Hirohito Miyagawa, who is 68 years old, is actively engaged in karate and heads a dojo in the city of Fufuki, Yamanashi Prefecture. He worked in the garden in the highlands, when a bear attacked him unexpectedly. Karatist did not lose his head and inflicted several blows on him mainly with his feet, using karate techniques.
“I felt someone’s presence from behind, and when I turned around, I saw a bear.” He stood on his hind legs and was ready to attack, first I kicked him in the stomach, then struck the chest, it worked, and the bear lowered his head, then I struck another blow with my foot. “The bear fled to the mountains,” the man said.
In this case, the animal managed to scratch the karate after all, but the wounds are not heavy.
At the end of July, the prefecture received 83 reports of bears in the vicinity of housing. The police warned of the need to exercise caution.
Bears that descend to housing or attack people in the mountains are not uncommon in Japan.

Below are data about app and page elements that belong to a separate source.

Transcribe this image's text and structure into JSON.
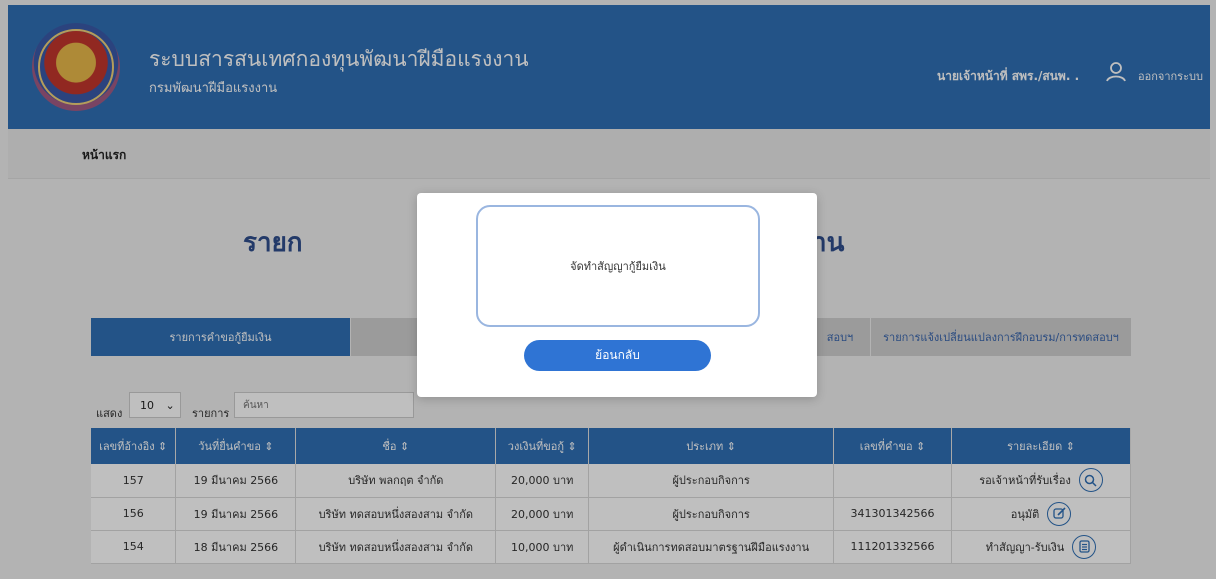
{
  "header": {
    "title": "ระบบสารสนเทศกองทุนพัฒนาฝีมือแรงงาน",
    "subtitle": "กรมพัฒนาฝีมือแรงงาน",
    "user_name": "นายเจ้าหน้าที่ สพร./สนพ. .",
    "logout_label": "ออกจากระบบ"
  },
  "breadcrumb": {
    "home": "หน้าแรก"
  },
  "page": {
    "title_left": "รายก",
    "title_right": "าน"
  },
  "tabs": {
    "loan_requests": "รายการคำขอกู้ยืมเงิน",
    "tab3_partial": "สอบฯ",
    "training_changes": "รายการแจ้งเปลี่ยนแปลงการฝึกอบรม/การทดสอบฯ"
  },
  "table_controls": {
    "show_label": "แสดง",
    "page_length": "10",
    "items_label": "รายการ",
    "search_placeholder": "ค้นหา"
  },
  "table": {
    "columns": [
      "เลขที่อ้างอิง ⇕",
      "วันที่ยื่นคำขอ ⇕",
      "ชื่อ ⇕",
      "วงเงินที่ขอกู้ ⇕",
      "ประเภท ⇕",
      "เลขที่คำขอ ⇕",
      "รายละเอียด ⇕"
    ],
    "rows": [
      {
        "ref": "157",
        "date": "19 มีนาคม 2566",
        "name": "บริษัท พลกฤต จำกัด",
        "amount": "20,000 บาท",
        "type": "ผู้ประกอบกิจการ",
        "req_no": "",
        "status": "รอเจ้าหน้าที่รับเรื่อง",
        "icon": "search-icon"
      },
      {
        "ref": "156",
        "date": "19 มีนาคม 2566",
        "name": "บริษัท ทดสอบหนึ่งสองสาม จำกัด",
        "amount": "20,000 บาท",
        "type": "ผู้ประกอบกิจการ",
        "req_no": "341301342566",
        "status": "อนุมัติ",
        "icon": "edit-icon"
      },
      {
        "ref": "154",
        "date": "18 มีนาคม 2566",
        "name": "บริษัท ทดสอบหนึ่งสองสาม จำกัด",
        "amount": "10,000 บาท",
        "type": "ผู้ดำเนินการทดสอบมาตรฐานฝีมือแรงงาน",
        "req_no": "111201332566",
        "status": "ทำสัญญา-รับเงิน",
        "icon": "document-icon"
      }
    ]
  },
  "modal": {
    "message": "จัดทำสัญญากู้ยืมเงิน",
    "back_button": "ย้อนกลับ"
  }
}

Annually more than 100 cases of bears attack on people are recorded. Most often this occurs in May and October, up to 10 such attacks per year end for people tragically. In particular, in May of this year in Akita Prefecture the bear was pulled to death by a woman who collected grass in the mountains. Last year, the number of victims of such attacks in the same prefecture reached four.